Pick out all lines with the word "speedometer" from the records that follow.

- _Material provided_
• • •
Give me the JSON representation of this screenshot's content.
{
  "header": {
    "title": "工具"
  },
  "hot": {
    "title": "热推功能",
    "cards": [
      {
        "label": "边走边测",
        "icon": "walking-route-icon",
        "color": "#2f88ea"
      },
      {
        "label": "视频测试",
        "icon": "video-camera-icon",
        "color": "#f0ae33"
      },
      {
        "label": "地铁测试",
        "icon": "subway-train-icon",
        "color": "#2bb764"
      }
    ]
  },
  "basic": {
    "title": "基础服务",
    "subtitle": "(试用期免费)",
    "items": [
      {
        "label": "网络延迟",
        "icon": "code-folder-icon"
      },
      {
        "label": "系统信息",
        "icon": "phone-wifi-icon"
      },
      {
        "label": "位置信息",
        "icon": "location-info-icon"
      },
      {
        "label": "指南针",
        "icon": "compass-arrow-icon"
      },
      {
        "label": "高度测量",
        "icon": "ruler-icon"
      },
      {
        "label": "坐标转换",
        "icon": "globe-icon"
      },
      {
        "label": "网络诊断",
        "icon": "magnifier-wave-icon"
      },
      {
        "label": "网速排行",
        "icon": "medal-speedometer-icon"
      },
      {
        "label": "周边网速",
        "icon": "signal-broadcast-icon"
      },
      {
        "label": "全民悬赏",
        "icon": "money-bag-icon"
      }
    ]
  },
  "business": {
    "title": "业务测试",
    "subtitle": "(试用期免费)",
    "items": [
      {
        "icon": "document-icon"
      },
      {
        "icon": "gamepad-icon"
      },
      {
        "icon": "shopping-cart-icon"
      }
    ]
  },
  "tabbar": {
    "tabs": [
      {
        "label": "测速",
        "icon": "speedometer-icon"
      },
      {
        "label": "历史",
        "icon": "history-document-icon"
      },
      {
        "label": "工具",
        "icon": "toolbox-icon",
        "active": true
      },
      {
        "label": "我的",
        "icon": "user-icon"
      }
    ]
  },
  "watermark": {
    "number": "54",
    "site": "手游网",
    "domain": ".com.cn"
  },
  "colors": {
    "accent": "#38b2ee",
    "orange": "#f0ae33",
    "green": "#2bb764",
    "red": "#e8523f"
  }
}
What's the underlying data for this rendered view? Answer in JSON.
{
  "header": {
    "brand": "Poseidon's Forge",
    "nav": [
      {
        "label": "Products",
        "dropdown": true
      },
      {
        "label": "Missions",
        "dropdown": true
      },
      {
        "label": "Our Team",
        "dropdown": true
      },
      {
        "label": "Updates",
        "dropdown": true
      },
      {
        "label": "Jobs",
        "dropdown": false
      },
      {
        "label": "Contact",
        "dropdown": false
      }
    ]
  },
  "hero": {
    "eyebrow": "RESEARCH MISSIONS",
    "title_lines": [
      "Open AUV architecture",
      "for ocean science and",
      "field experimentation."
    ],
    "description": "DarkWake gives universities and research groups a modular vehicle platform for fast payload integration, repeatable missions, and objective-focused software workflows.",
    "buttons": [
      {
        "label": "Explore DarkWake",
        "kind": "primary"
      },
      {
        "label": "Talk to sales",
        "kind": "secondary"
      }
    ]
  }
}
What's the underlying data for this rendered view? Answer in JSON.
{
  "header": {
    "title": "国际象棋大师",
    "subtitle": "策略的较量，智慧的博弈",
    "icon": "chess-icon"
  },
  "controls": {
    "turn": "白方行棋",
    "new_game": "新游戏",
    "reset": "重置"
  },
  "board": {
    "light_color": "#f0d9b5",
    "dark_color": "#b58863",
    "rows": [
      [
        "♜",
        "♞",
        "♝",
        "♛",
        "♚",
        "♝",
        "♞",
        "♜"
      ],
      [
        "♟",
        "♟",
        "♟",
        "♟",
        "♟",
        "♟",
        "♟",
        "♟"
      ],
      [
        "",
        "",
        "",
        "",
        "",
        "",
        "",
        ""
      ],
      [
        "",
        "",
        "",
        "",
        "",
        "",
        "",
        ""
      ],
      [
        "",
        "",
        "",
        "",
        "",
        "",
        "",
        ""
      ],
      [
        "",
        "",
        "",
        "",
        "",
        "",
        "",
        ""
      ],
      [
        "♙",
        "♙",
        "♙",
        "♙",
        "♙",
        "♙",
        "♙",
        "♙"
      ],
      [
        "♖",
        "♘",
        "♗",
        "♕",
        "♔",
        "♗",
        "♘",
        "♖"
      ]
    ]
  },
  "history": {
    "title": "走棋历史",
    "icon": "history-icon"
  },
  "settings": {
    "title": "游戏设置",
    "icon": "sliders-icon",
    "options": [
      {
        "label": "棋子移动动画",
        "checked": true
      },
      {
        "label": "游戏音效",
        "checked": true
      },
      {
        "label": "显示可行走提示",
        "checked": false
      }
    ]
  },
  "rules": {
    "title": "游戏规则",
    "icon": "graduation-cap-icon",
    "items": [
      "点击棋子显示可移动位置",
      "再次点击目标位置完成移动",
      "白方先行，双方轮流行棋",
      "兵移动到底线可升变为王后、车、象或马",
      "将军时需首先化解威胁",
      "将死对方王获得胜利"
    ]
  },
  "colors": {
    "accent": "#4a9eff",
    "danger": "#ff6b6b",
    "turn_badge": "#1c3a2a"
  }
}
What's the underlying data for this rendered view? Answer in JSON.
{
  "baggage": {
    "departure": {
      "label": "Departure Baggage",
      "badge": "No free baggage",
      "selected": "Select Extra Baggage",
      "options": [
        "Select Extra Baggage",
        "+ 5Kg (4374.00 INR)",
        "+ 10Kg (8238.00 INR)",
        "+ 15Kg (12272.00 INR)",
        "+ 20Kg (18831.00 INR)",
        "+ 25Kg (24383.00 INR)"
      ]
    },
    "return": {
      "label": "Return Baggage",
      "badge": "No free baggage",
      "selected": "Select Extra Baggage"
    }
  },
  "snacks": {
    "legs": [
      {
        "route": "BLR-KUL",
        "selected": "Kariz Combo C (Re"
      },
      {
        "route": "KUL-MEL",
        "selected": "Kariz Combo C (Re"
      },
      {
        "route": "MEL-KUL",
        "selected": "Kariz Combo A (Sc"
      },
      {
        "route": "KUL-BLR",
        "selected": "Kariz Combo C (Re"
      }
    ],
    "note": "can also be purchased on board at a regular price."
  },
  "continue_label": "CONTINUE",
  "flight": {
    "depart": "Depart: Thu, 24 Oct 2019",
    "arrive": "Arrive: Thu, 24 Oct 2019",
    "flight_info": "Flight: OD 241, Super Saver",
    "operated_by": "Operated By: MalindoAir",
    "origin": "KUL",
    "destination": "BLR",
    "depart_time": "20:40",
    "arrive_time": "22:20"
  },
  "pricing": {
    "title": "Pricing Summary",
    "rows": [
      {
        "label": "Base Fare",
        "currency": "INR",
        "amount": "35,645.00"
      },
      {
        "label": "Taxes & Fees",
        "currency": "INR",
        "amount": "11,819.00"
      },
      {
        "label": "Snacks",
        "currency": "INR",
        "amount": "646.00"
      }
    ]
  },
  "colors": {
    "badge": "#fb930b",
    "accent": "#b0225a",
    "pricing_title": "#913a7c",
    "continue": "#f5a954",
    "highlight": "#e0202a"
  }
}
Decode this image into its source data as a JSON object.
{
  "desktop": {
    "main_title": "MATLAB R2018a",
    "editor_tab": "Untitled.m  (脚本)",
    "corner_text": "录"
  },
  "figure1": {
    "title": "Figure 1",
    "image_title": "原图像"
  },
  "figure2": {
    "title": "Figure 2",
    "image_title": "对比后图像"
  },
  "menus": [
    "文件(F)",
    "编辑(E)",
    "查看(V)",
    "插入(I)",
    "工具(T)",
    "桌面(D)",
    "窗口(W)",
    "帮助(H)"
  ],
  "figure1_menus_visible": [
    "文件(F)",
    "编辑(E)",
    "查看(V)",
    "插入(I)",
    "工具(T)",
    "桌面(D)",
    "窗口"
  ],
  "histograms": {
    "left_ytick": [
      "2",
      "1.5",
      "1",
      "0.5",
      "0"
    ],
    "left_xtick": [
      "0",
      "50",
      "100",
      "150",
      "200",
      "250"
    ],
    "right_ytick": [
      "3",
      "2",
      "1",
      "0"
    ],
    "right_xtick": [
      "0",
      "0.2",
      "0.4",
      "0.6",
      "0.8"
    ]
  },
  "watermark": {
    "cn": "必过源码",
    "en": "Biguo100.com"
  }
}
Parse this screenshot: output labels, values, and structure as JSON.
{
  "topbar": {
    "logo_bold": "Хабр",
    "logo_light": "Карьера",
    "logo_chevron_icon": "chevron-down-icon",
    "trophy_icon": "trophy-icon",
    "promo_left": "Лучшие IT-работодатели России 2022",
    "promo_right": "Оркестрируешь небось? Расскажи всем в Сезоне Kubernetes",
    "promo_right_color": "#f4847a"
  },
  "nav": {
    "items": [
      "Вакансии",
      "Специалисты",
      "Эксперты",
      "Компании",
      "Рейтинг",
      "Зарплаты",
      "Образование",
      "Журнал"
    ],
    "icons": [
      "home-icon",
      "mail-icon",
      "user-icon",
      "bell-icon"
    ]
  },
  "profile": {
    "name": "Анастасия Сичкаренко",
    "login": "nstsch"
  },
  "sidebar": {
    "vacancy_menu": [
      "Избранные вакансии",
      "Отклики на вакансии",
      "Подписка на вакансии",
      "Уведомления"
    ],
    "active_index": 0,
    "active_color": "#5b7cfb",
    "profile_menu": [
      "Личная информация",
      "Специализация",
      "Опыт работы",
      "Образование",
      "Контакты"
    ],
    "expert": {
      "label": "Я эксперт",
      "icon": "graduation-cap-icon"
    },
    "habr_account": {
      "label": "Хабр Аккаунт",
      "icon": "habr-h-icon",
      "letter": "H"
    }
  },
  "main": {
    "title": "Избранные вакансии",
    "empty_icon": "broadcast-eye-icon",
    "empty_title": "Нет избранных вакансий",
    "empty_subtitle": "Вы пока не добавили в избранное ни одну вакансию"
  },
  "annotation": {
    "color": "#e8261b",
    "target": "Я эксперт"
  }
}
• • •
- _Answer to this exercise_
        "icon": "medal-speedometer-icon"
        "icon": "speedometer-icon"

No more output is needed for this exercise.